Which is part of the Exosystem?
the exosystem – which is an environment in which an individual is not involved, which is external to his or her experience, but nonetheless affects him or her anyway. An example of an exosystem is the child’s parent’s workplace.
What is an example of Microsystem?
Microsystems include the child’s family, school, peers, and neighborhood. Microsystems also include sports and activities, such as karate class or Girl Scouts. … For example, a child is able to actively form social relationships with other children in ballet class.
What are the main points of Bronfenbrenner’s theory?
Bronfenbrenner believed that a person’s development was affected by everything in their surrounding environment. He divided the person’s environment into five different levels: the microsystem, the mesosystem, the exosystem, the macrosystem, and the chronosystem.
Why is Bronfenbrenner’s ecological theory important for teachers?
Bronfenbrenner’s work was very important in understanding a systematic approach of human and social development. … His theory is important for educators to understand because it allows the educator to build fundamental relationships with their students and create a communication rich classroom that involves the parents.
What are examples of Chronosystem?
Other examples of chronosystems include:The birth of a new sibling when the child is 8 years old.The separation and remarriage of the child’s parents to other people when the child is a teenager.The child being diagnosed with leukemia at age 4.Moving to a new state when the child is 10 years old.
How does Bronfenbrenner’s influence a child’s development?

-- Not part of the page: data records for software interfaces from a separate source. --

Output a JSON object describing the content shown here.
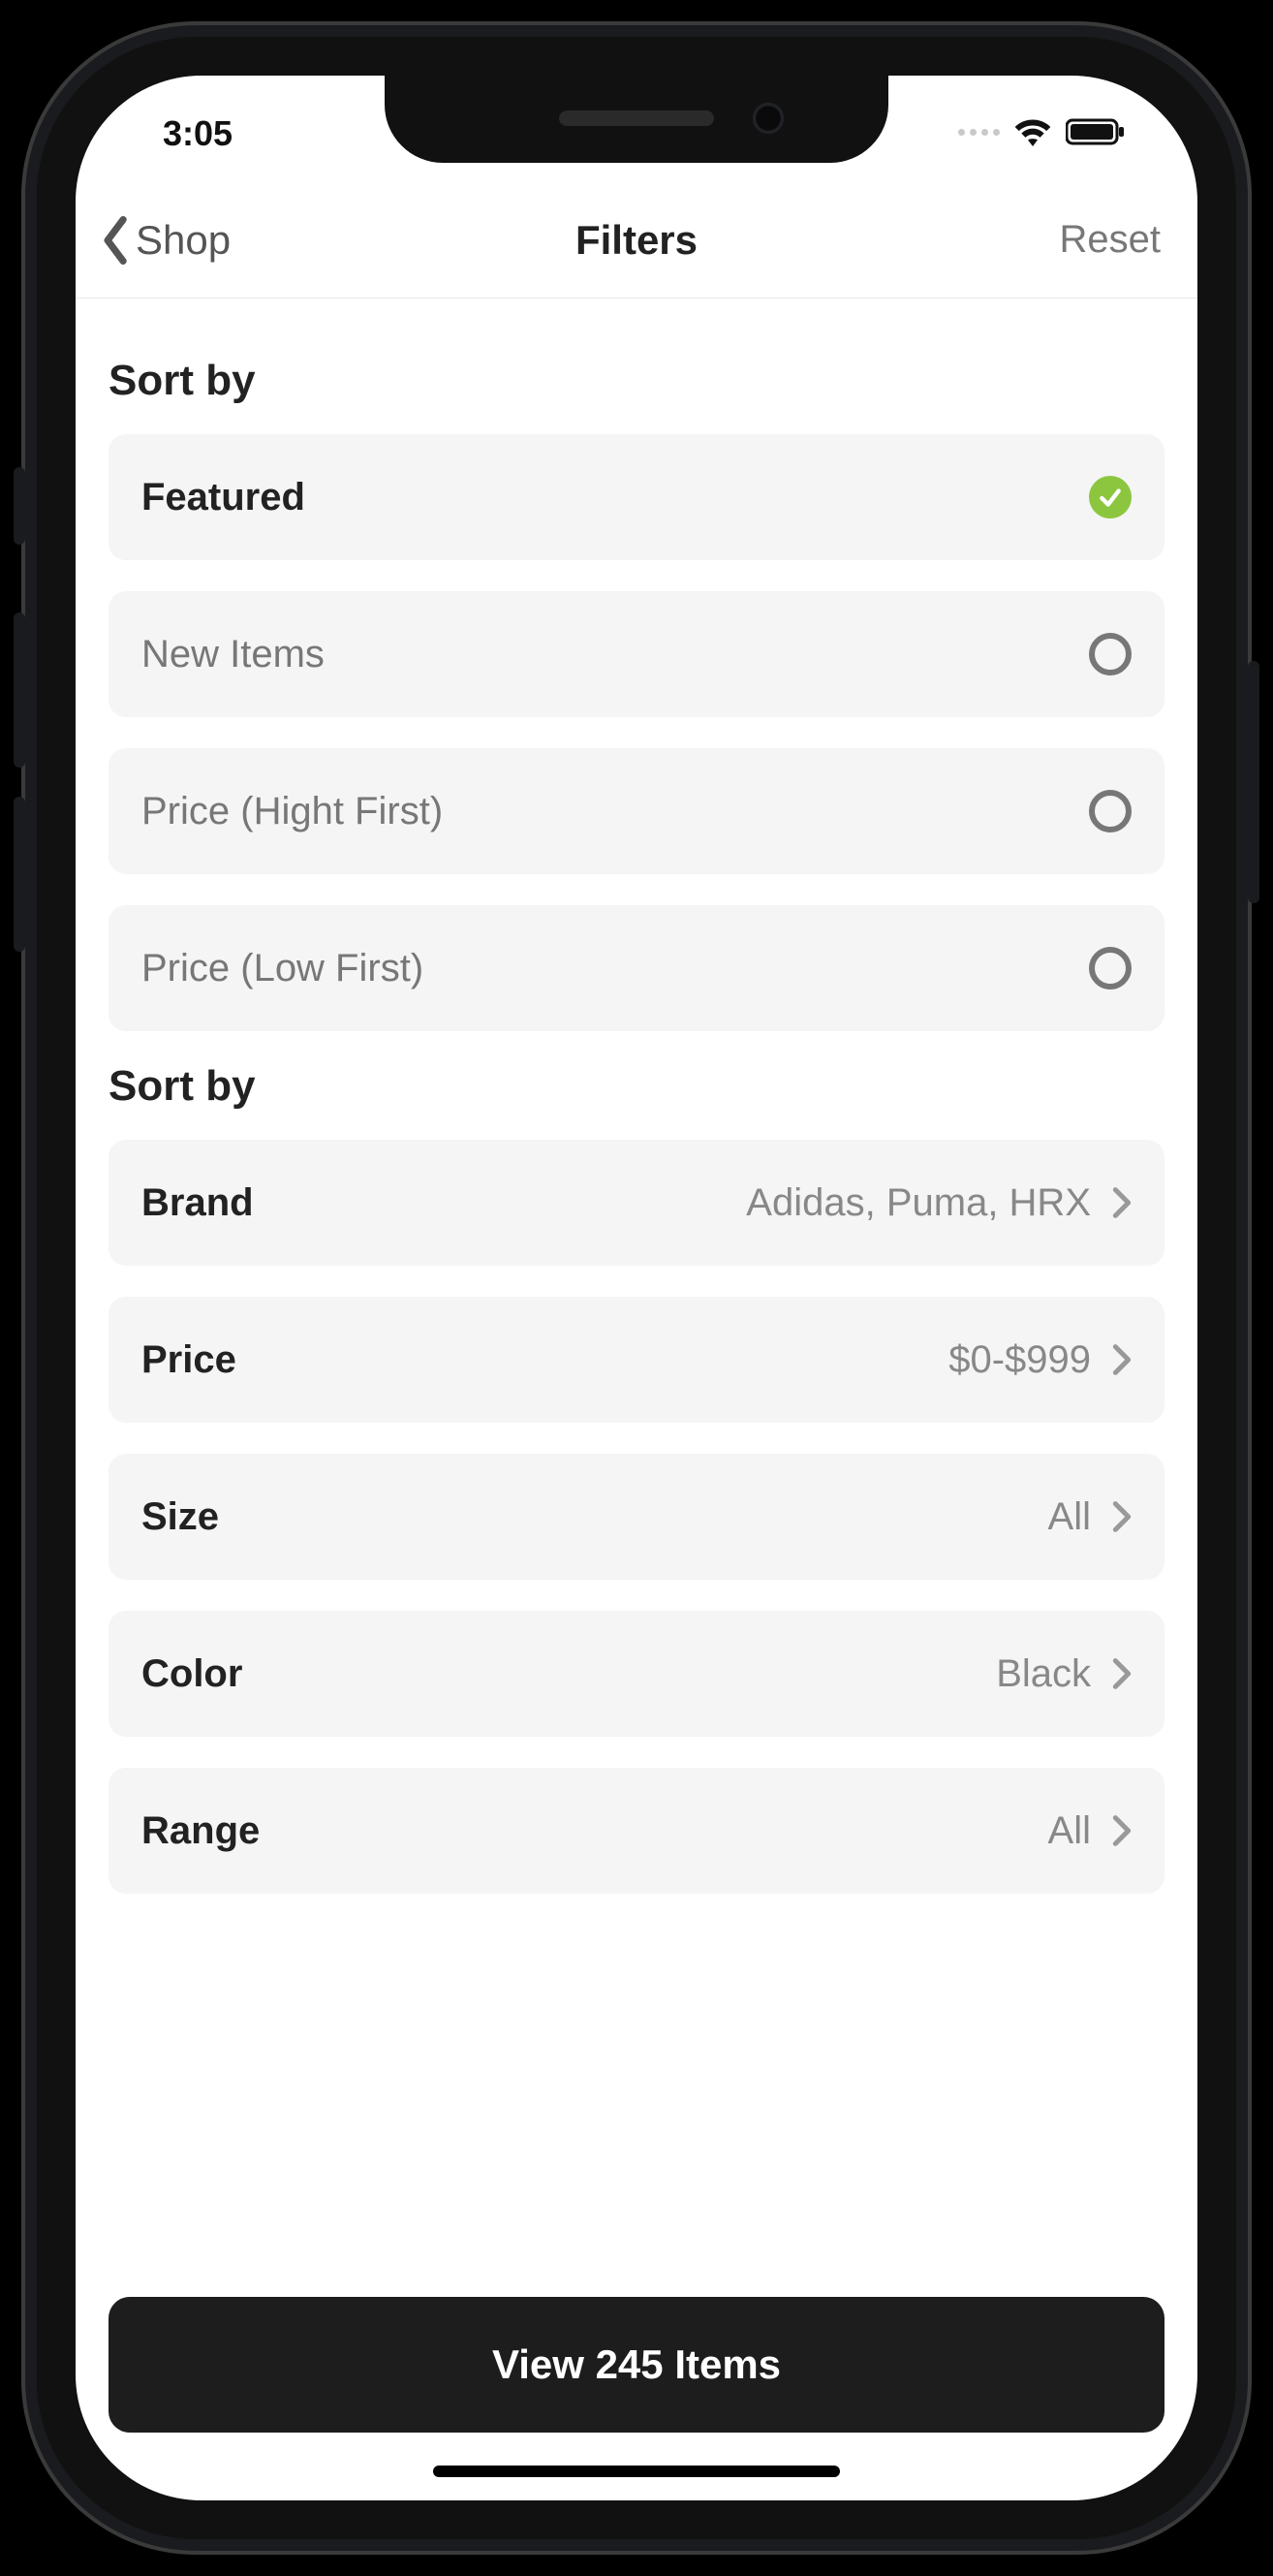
{
  "status": {
    "time": "3:05"
  },
  "nav": {
    "back_label": "Shop",
    "title": "Filters",
    "reset": "Reset"
  },
  "section1": {
    "title": "Sort by",
    "options": [
      "Featured",
      "New Items",
      "Price (Hight First)",
      "Price (Low First)"
    ],
    "selected_index": 0
  },
  "section2": {
    "title": "Sort by",
    "rows": [
      {
        "label": "Brand",
        "value": "Adidas, Puma, HRX"
      },
      {
        "label": "Price",
        "value": "$0-$999"
      },
      {
        "label": "Size",
        "value": "All"
      },
      {
        "label": "Color",
        "value": "Black"
      },
      {
        "label": "Range",
        "value": "All"
      }
    ]
  },
  "cta": {
    "label": "View 245 Items"
  }
}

Urie Bronfenbrenner (1917-2005) developed the ecological systems theory to explain how everything in a child and the child’s environment affects how a child grows and develops. … Furthermore, how a child acts or reacts to these people in the microsystem will affect how they treat her in return.
How does the Exosystem influence a child’s development?
The exosystem is the third layer of the environmental systems and consists of settings that indirectly influence a child’s development by having a direct effect on someone or something that is close to the child. Exosystems are similar to mesosytems and microsystems in that they can be temporary or long-term.
What is an example of Mesosystem?
The mesosystem is a combination of two or more microsystems. For example, a child’s mesosystem might be home and the school. The exosystem is outside of one’s daily activities but may still have an effect on the individual. For example, a parent’s work place is part of a child’s exosystem.
Why is Chronosystem important?
The value placed on children’s needs by the macrosystem significantly influences the amount of support they receive at the inner levels of their environment. The overarching chronosystem represents the temporal changes of a child, his or her experiences, and his or her environments.
What is a good example of the Exosystem?
Examples of the exosystem would include the work life of a parent or partner impacting another member of the family such as a partner or child, even though the work life is not directly experienced by the individual who is being impacted.
What does Mesosystem mean?
The mesosystem is a component of the ecological systems theory developed by Urie Bronfenbrenner in the 1970s. It proposes that children don’t develop only by influence from their close familial environment – surrounding environments are influential on the development of the child as well.
What is a person’s Macrosystem?
A component of the ecological systems theory developed by Urie Bronfenbrenner, the term macrosystem describes the cultural context in which a person lives. … The macrosystem is the larger culture as a whole and includes socioeconomic status, wealth, poverty, and ethnicity.